Planning for the health needs of a given region is obviously of fundamental importance to understand the requirements for its emergency health service. Population density, age demographics, chronic disease burden, industrial and agricultural concerns and cultural issues all will impact on the requirement for health service.
• Fundamental to the process of regionalization is an understanding of the unique health care needs of a given region
Of particular concern, from the emergency perspective, is the issue of distance and time to access of emergency department service. Previous reports have called for consideration of regionalization when multiple hospitals are grouped within a 40 km radius suggesting acceptable access is defined as one half hour (given 40kms accessible on secondary roads driven at 80km/hour).
Certainly, a number of clinical paradigms (“time is muscle” for cardiac intervention; the “gold hour” of trauma) all suggest the need for timely intervention.
• There must be a national discussion of acceptable time frames for time and distance factors to access emergency department care
The second key issue would be the categorization and standardization of all Canadian emergency facilities to enable an appropriate inventory of regional emergency facilities and appropriate decision making with respect to any planned rationalization.
There are in Canada there is no consistent method of categorization of emergency departments. The original National Health and Welfare standards document recognized four levels of emergency department service in Canada from Academic Health Science Centre to rural hospital. In 1997, the Rural Section of CAEP called for a subdivision of the rural hospital to five distinct levels of emergency health facility. At each level of categorization there were articulated expectations with respect to staffing levels, diagnostic and therapeutic equipment and relationships with other hospitals within a given region.
Furthermore, there remain no articulated minimum performance standards for any emergency department in Canada.
• Basic to the process of regionalization of emergency health facilities is an inventory of the types of emergency health facilities within the region with a common understanding of the anticipated levels of service provision
• There must be a common understanding of the categories of emergency health facility and an articulated performance standard for each category

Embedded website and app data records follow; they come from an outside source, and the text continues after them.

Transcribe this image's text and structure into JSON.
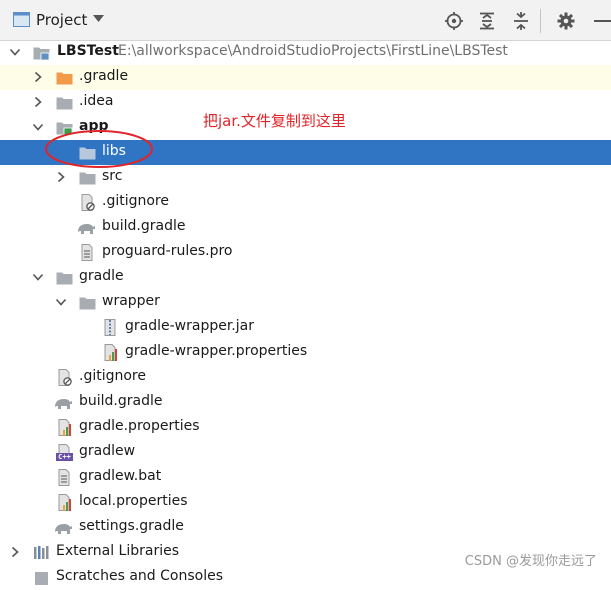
{
  "toolbar": {
    "title": "Project",
    "buttons": [
      "locate-icon",
      "expand-all-icon",
      "collapse-all-icon",
      "gear-icon",
      "hide-icon"
    ]
  },
  "tree": {
    "root_name": "LBSTest",
    "root_path": "E:\\allworkspace\\AndroidStudioProjects\\FirstLine\\LBSTest",
    "gradle_dir": ".gradle",
    "idea_dir": ".idea",
    "app_dir": "app",
    "libs_dir": "libs",
    "src_dir": "src",
    "app_gitignore": ".gitignore",
    "app_build_gradle": "build.gradle",
    "proguard": "proguard-rules.pro",
    "gradle_folder": "gradle",
    "wrapper_dir": "wrapper",
    "wrapper_jar": "gradle-wrapper.jar",
    "wrapper_props": "gradle-wrapper.properties",
    "root_gitignore": ".gitignore",
    "root_build_gradle": "build.gradle",
    "gradle_properties": "gradle.properties",
    "gradlew": "gradlew",
    "gradlew_bat": "gradlew.bat",
    "local_properties": "local.properties",
    "settings_gradle": "settings.gradle",
    "external_libraries": "External Libraries",
    "scratches": "Scratches and Consoles"
  },
  "annotation": {
    "text": "把jar.文件复制到这里",
    "color": "#e0242a"
  },
  "watermark": "CSDN @发现你走远了",
  "colors": {
    "selection": "#2f75c4",
    "highlight_row": "#fdfde8",
    "folder": "#a8adb3",
    "gradle_folder": "#f19a4a"
  }
}
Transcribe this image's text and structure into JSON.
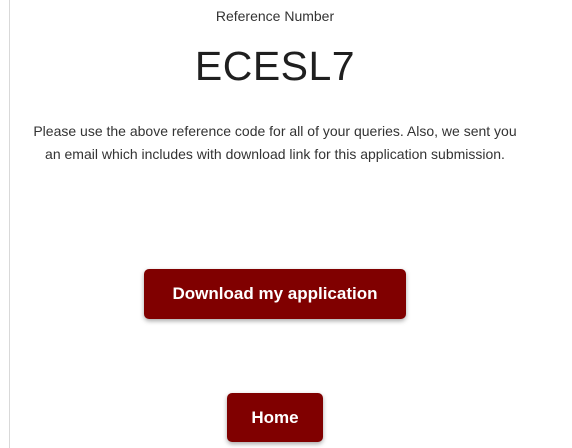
{
  "reference": {
    "label": "Reference Number",
    "code": "ECESL7"
  },
  "message": {
    "text": "Please use the above reference code for all of your queries. Also, we sent you an email which includes with download link for this application submission."
  },
  "actions": {
    "download_label": "Download my application",
    "home_label": "Home"
  },
  "colors": {
    "button_background": "#800000",
    "button_text": "#ffffff"
  }
}
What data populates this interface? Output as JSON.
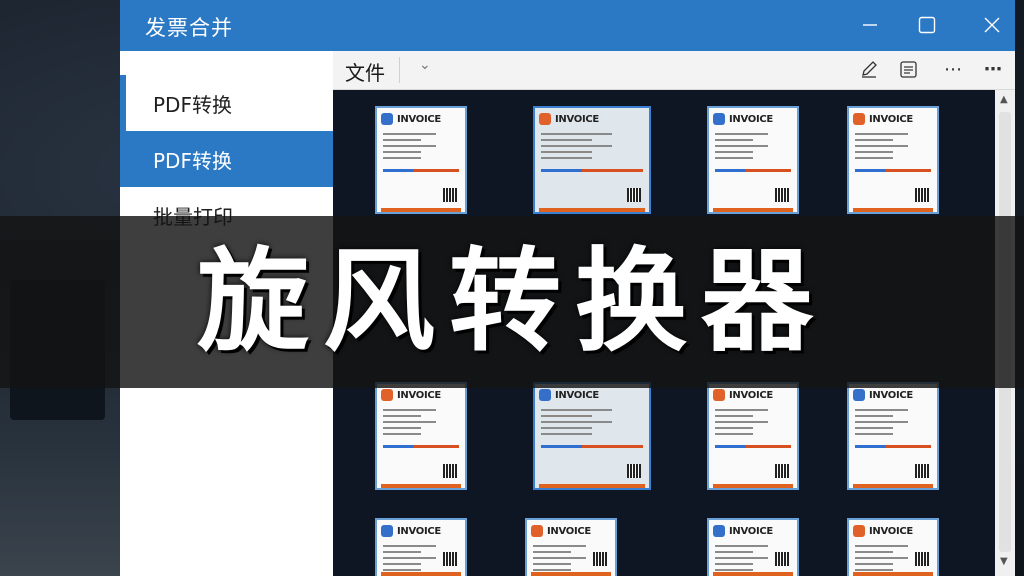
{
  "window": {
    "title": "发票合并",
    "controls": [
      "minimize-icon",
      "maximize-icon",
      "close-icon"
    ]
  },
  "sidebar": {
    "items": [
      {
        "label": "PDF转换",
        "state": "indicator"
      },
      {
        "label": "PDF转换",
        "state": "selected"
      },
      {
        "label": "批量打印",
        "state": "normal"
      }
    ]
  },
  "toolbar": {
    "file_label": "文件",
    "icons": [
      "chevron-down-icon",
      "pen-icon",
      "notes-icon",
      "more-icon",
      "more-icon"
    ]
  },
  "thumbnails": {
    "doc_label": "INVOICE",
    "label_variants": [
      "INVOICE",
      "INVOICE",
      "INVOICE",
      "INVOICE",
      "INVOICE",
      "INVOICE",
      "INVOICE",
      "INVOICE",
      "INVOICE",
      "INVOICE",
      "INVOICE",
      "INVOICE",
      "INVOICE",
      "INVOICE"
    ]
  },
  "banner": {
    "text": "旋风转换器"
  },
  "colors": {
    "accent": "#2b78c5",
    "content_bg": "#0e1623",
    "banner_bg": "#141414"
  }
}
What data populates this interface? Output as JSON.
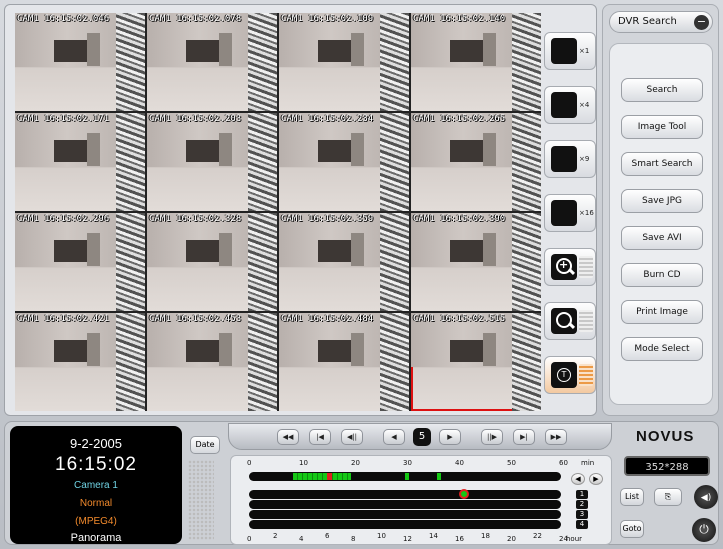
{
  "cameras": [
    {
      "stamp": "CAM1  16:15:02.046"
    },
    {
      "stamp": "CAM1  16:15:02.078"
    },
    {
      "stamp": "CAM1  16:15:02.109"
    },
    {
      "stamp": "CAM1  16:15:02.140"
    },
    {
      "stamp": "CAM1  16:15:02.171"
    },
    {
      "stamp": "CAM1  16:15:02.203"
    },
    {
      "stamp": "CAM1  16:15:02.234"
    },
    {
      "stamp": "CAM1  16:15:02.265"
    },
    {
      "stamp": "CAM1  16:15:02.296"
    },
    {
      "stamp": "CAM1  16:15:02.328"
    },
    {
      "stamp": "CAM1  16:15:02.359"
    },
    {
      "stamp": "CAM1  16:15:02.390"
    },
    {
      "stamp": "CAM1  16:15:02.421"
    },
    {
      "stamp": "CAM1  16:15:02.453"
    },
    {
      "stamp": "CAM1  16:15:02.484"
    },
    {
      "stamp": "CAM1  16:15:02.515"
    }
  ],
  "layout_buttons": {
    "x1": "×1",
    "x4": "×4",
    "x9": "×9",
    "x16": "×16"
  },
  "zoom_in_symbol": "+",
  "text_overlay_symbol": "T",
  "dvr": {
    "title": "DVR Search",
    "close_symbol": "−",
    "buttons": [
      "Search",
      "Image Tool",
      "Smart Search",
      "Save JPG",
      "Save AVI",
      "Burn CD",
      "Print Image",
      "Mode Select"
    ]
  },
  "info": {
    "date": "9-2-2005",
    "time": "16:15:02",
    "camera": "Camera 1",
    "mode": "Normal",
    "codec": "(MPEG4)",
    "view": "Panorama"
  },
  "date_button": "Date",
  "transport": {
    "rewind": "◀◀",
    "first": "|◀",
    "step_back": "◀||",
    "prev": "◀",
    "channel": "5",
    "next": "▶",
    "step_fwd": "||▶",
    "last": "▶|",
    "ffwd": "▶▶"
  },
  "timeline": {
    "min_ticks": [
      "0",
      "10",
      "20",
      "30",
      "40",
      "50",
      "60"
    ],
    "min_unit": "min",
    "hour_ticks": [
      "0",
      "2",
      "4",
      "6",
      "8",
      "10",
      "12",
      "14",
      "16",
      "18",
      "20",
      "22",
      "24"
    ],
    "hour_unit": "hour",
    "rows": [
      "1",
      "2",
      "3",
      "4"
    ],
    "left_arrow": "◀",
    "right_arrow": "▶"
  },
  "brand": "NOVUS",
  "resolution": "352*288",
  "list_button": "List",
  "goto_button": "Goto",
  "copy_icon": "⎘",
  "volume_icon": "◀)",
  "power_icon": "⏻",
  "colors": {
    "accent_green": "#14c814",
    "accent_red": "#e02020",
    "info_cyan": "#6fd2e3",
    "info_orange": "#f28a2c"
  }
}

Regionalization accepts that inter-hospital transfers will be an inherent part of caring for a given patient within a regionalized system. This will require enhanced communications and transport systems to facilitate safe and effective transfers between hospitals. This also means that regional centers of excellence or academic health sciences centers will be required to accept transfers at all times in order for the model of care to succeed.

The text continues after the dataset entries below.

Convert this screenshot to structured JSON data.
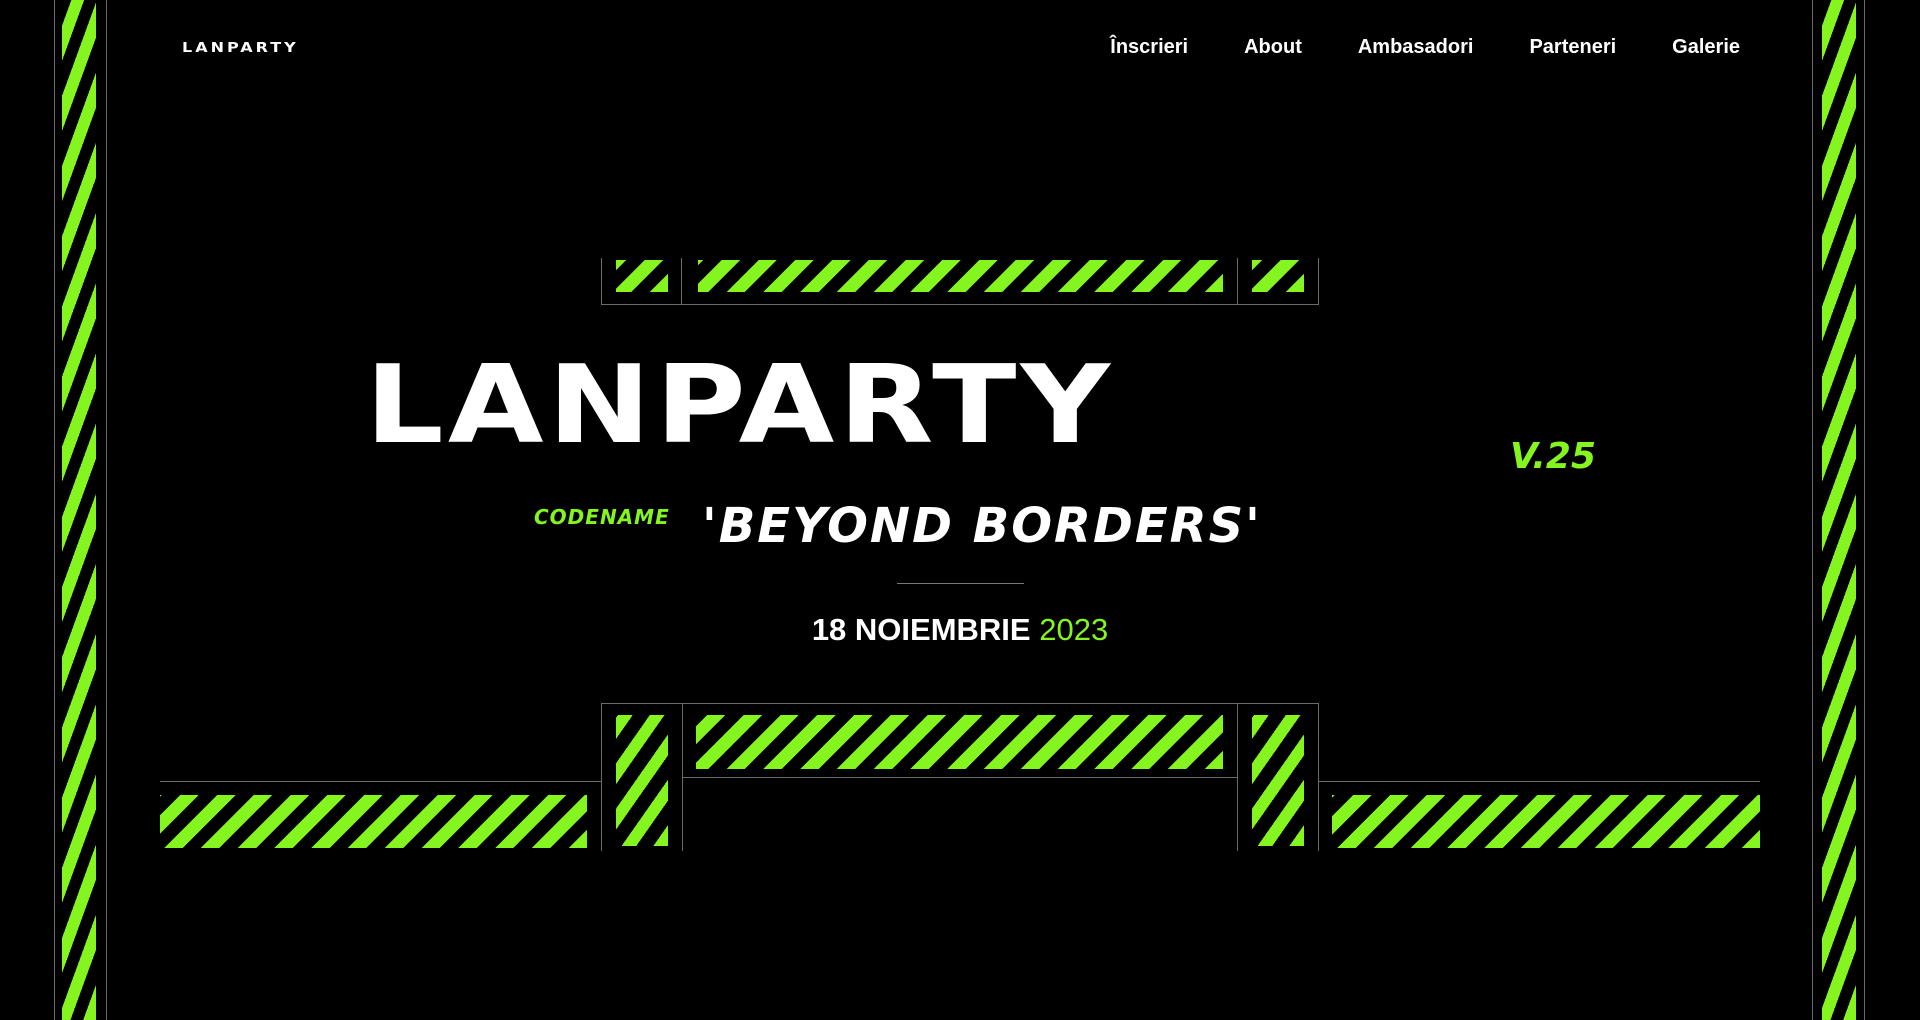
{
  "brand": {
    "logo_text": "LANPARTY"
  },
  "nav": {
    "items": [
      "Înscrieri",
      "About",
      "Ambasadori",
      "Parteneri",
      "Galerie"
    ]
  },
  "hero": {
    "title": "LANPARTY",
    "version": "V.25",
    "codename_label": "CODENAME",
    "codename": "'BEYOND BORDERS'",
    "date_main": "18 NOIEMBRIE",
    "date_year": "2023"
  },
  "colors": {
    "accent": "#84f51e",
    "background": "#000000",
    "text": "#ffffff"
  }
}
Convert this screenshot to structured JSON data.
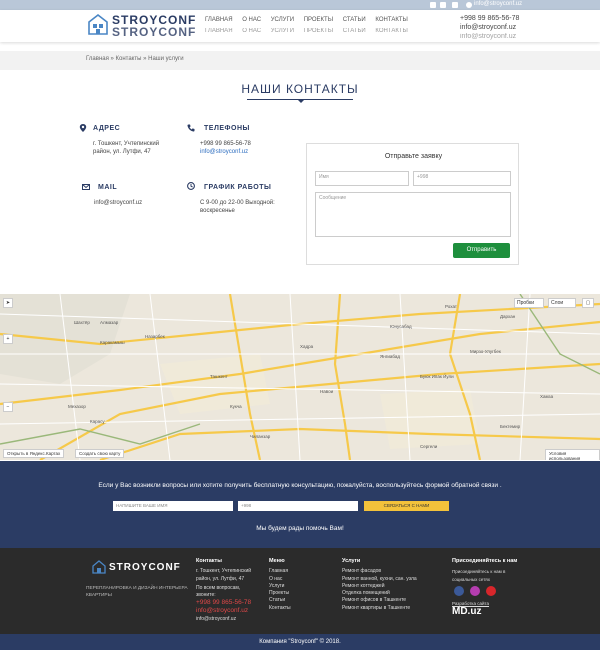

• Regionalization will require an enhanced level of communications and inter-hospital transfer capability than currently exists in many provinces in Canada

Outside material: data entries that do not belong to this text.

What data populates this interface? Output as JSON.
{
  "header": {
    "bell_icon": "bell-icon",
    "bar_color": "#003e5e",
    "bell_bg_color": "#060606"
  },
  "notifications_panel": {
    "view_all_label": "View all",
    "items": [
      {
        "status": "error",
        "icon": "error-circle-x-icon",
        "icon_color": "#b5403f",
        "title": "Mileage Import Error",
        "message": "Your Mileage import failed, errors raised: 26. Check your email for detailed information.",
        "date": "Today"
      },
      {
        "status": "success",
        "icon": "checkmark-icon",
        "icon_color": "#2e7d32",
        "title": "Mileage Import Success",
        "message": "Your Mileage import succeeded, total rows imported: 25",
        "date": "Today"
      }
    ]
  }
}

• Regionalization of emergency services will require the ability of lead hospitals in a given health region to accept all transfers from the periphery; this suggests the need for increased bed capacity
Regionalization will require adequate human resources to staff all hospitals within the regional sphere. Human resources continue to be a major concern and this raises a number of interesting questions for emergency medicine. In 2002, the Quebec government attempted to force physicians to staff regional health facilities.
• Will regionalization require that emergency physicians be considered a regional resource, as opposed to an independent contractor at a specific hospital?
A number of reports have called for the use of alternate health care providers in staffing lower levels of facility within a regional hub network.
• What is the role of nurse practitioners, physician assistants and advanced care paramedics in staffing rural emergency health care facilities within a regional model?
These questions are important but remain currently unanswered. Further research, enquiry and national consensus is required to fully understand the health human resources requirements for a regionalized system.